_PROMPT_
Go through the records and write each one out again exactly.

_EXCERPTED DATA_
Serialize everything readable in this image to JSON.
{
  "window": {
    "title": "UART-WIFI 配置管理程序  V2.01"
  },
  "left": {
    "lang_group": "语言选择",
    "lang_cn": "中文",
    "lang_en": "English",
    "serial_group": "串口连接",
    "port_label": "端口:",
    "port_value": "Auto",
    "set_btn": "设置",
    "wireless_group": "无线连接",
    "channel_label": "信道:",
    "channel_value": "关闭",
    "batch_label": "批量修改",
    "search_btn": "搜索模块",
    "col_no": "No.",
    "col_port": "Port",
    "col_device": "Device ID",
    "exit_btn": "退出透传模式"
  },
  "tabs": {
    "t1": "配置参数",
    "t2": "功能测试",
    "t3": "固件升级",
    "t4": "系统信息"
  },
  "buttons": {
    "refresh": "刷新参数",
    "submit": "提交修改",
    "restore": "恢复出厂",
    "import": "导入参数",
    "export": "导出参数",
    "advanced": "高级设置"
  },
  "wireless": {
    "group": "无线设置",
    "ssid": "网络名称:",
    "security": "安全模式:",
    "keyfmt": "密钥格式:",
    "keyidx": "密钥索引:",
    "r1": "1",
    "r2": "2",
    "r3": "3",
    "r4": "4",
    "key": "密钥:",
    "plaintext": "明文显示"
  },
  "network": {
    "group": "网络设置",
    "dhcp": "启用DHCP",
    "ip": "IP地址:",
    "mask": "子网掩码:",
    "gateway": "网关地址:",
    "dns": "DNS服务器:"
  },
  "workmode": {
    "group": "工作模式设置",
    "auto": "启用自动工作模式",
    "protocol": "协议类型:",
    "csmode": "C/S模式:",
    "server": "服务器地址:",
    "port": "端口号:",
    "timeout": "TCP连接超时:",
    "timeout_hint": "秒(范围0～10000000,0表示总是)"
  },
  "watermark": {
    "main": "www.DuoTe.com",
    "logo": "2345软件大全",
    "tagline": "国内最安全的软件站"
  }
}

_SOLUTION FOR THIS TASK_
Serialize everything readable in this image to JSON.
{
  "window": {
    "title": "UART-WIFI 配置管理程序  V2.01"
  },
  "left": {
    "lang_group": "语言选择",
    "lang_cn": "中文",
    "lang_en": "English",
    "serial_group": "串口连接",
    "port_label": "端口:",
    "port_value": "Auto",
    "set_btn": "设置",
    "wireless_group": "无线连接",
    "channel_label": "信道:",
    "channel_value": "关闭",
    "batch_label": "批量修改",
    "search_btn": "搜索模块",
    "col_no": "No.",
    "col_port": "Port",
    "col_device": "Device ID",
    "exit_btn": "退出透传模式"
  },
  "tabs": {
    "t1": "配置参数",
    "t2": "功能测试",
    "t3": "固件升级",
    "t4": "系统信息"
  },
  "buttons": {
    "refresh": "刷新参数",
    "submit": "提交修改",
    "restore": "恢复出厂",
    "import": "导入参数",
    "export": "导出参数",
    "advanced": "高级设置"
  },
  "wireless": {
    "group": "无线设置",
    "ssid": "网络名称:",
    "security": "安全模式:",
    "keyfmt": "密钥格式:",
    "keyidx": "密钥索引:",
    "r1": "1",
    "r2": "2",
    "r3": "3",
    "r4": "4",
    "key": "密钥:",
    "plaintext": "明文显示"
  },
  "network": {
    "group": "网络设置",
    "dhcp": "启用DHCP",
    "ip": "IP地址:",
    "mask": "子网掩码:",
    "gateway": "网关地址:",
    "dns": "DNS服务器:"
  },
  "workmode": {
    "group": "工作模式设置",
    "auto": "启用自动工作模式",
    "protocol": "协议类型:",
    "csmode": "C/S模式:",
    "server": "服务器地址:",
    "port": "端口号:",
    "timeout": "TCP连接超时:",
    "timeout_hint": "秒(范围0～10000000,0表示总是)"
  },
  "watermark": {
    "main": "www.DuoTe.com",
    "logo": "2345软件大全",
    "tagline": "国内最安全的软件站"
  }
}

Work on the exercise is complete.